## Problem description
Across these entries, how many lines contain the word "value"? Answer with only the number.

(Stored data)
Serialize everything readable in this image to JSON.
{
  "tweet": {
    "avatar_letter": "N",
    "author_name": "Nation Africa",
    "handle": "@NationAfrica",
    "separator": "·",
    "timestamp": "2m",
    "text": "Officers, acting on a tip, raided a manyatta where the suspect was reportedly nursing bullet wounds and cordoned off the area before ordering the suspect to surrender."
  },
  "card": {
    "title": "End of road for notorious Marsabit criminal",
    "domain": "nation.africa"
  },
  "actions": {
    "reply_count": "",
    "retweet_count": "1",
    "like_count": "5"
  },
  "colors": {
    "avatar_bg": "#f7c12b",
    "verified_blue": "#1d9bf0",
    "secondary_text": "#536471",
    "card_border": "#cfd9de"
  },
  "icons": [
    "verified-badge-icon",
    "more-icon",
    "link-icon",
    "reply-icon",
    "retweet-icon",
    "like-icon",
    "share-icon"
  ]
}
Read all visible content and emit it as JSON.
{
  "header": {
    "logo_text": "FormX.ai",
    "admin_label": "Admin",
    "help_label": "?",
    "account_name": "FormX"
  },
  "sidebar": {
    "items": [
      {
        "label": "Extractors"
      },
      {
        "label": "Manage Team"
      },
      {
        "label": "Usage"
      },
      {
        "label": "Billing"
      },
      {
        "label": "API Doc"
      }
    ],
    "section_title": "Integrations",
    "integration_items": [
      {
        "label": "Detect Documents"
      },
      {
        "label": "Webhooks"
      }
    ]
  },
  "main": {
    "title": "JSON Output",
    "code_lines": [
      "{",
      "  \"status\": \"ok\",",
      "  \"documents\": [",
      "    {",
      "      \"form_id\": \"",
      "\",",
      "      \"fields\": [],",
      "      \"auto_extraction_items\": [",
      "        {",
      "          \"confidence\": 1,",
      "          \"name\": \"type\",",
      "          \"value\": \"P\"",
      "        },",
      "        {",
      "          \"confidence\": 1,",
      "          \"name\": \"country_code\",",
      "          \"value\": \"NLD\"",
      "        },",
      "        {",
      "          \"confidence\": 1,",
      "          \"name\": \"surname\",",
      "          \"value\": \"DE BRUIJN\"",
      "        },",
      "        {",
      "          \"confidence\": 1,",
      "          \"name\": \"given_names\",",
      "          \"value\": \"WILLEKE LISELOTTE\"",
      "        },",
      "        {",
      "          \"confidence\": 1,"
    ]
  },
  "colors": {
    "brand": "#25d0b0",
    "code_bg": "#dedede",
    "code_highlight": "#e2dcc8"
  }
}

## Written answer
4